While gold may be the first thing you think of when it comes to rings, the ladies of Little Bird recommend checking out platinum. "Platinum is more durable, and it keeps its white color better," LB says. "It can scratch, but it doesn't wear away. If you get white gold, you will have to get it rhodium-plated every once in a while to keep it looking white. That is because 18k white gold is really an alloy made up of yellow gold, nickel and zinc.. The other metals wear away quicker, causing the ring to look more yellow over time." That said, they note that they still love the look of diamonds in 18k yellow gold: "It wears well and doesn't need re-plating." So, platinum or 18k yellow gold is the safest bet, got it?

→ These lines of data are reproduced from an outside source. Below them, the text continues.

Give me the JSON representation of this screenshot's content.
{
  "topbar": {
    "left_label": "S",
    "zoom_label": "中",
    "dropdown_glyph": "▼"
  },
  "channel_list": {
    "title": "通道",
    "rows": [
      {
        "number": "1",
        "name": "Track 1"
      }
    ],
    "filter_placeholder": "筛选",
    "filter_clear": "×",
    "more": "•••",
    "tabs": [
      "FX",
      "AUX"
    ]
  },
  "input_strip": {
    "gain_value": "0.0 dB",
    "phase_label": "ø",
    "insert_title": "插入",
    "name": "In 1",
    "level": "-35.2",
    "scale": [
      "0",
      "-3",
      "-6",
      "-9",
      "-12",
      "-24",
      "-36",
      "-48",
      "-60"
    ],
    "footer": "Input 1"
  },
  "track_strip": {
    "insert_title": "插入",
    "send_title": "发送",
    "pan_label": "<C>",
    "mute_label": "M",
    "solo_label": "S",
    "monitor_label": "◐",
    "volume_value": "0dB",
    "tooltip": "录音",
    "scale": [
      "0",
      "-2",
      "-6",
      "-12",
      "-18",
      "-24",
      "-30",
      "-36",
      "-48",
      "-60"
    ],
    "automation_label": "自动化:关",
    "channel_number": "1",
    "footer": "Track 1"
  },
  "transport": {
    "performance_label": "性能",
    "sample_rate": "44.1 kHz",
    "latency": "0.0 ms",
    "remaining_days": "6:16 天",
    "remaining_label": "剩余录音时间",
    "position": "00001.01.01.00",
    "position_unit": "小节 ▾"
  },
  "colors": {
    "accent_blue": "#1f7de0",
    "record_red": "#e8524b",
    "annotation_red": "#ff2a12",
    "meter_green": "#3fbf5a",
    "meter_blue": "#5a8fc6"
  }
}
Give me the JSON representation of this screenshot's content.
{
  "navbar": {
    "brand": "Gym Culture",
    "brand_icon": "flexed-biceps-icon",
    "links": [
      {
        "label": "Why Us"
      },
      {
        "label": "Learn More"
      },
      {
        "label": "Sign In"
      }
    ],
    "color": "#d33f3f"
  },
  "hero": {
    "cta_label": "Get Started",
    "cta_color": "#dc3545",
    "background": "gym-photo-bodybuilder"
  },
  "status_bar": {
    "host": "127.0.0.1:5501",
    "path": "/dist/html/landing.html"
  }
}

The Conflict-Free Conundrum

You'll hear this phrase bandied about all the time, but most people don't know what a "conflict-free diamond" really is, and with good reason: It's an extremely nebulous term. "All diamonds that are sold legally (in most countries) have been certified according to the Kimberley Process," Little Bird explains. "That means that the sale of the diamonds did not go to fund conflict in countries where armed groups are fighting the government, and each government issues a certificate that the diamonds that are legally leaving the country were mined under humane conditions."


Sounds great, right? Well, here's the thing: There's a lot of debate about the effectiveness of the Kimberley Process. "As is usually the case, the term 'humane' is interpreted differently by certain governments," they continue. "And the Kimberley Process does not guarantee that governments don't look the other way about some pretty bad conditions. Also, 'Ethically Sourced' does not address the ethics of environmental destruction, habitat destruction OR the absolutely insane amount of water that mining consumes."

In other words, "'conflict-free' is about as precise a term as the word 'natural' on a food label," Little Bird says. Basically, there are no guarantees, and there isn't a simple website where you can look up your diamond and see if it's been ethically sourced or not. If it's really important to you, buy from a place that knows (for sure) what mine their stones come from, and then research that specific mine. The best bet is probably a Canadian diamond, because their mines are typically known for having the best conditions for workers and to be a little easier environmentally. Or, if you want to go the safest route, get an antique or vintage diamond (or ring). At least that way you're re-using rather than mining for a new stone. It's the same principles of recycling applied to jewelry.


Bottom Line

So what did we learn here today? Look for a diamond that's just under a carat mark, with a color rating of G, a clarity rating of VS1 or VS2, and a cut grade of Excellent or Very Good, then have it put on a size 6.5 ring (unless you know her actual size) made of platinum or 18k yellow gold that can be worn toward the base of her finger. Or, if you want some personalized help, contact our highly recommended experts at Little Bird. Helping guys find the right ring is what they do, and they give free engagement-ring consultations. (Thanks, ladies!)


Ultimately, there's nothing that can completely de-claw this beast. It's a stressful proposition at best and outright terrifying at worst. Just remember: This is supposed to be about love and stuff, and love (and stuff) is the most important element here. That said, hopefully we've armed you with enough information to keep you from just calling the whole thing off.

Illustration by Tara Jacoby.

Adequate Man is Deadspin's new self-improvement blog, dedicated to making you just good enough at everything. Suggestions for future topics are welcome below.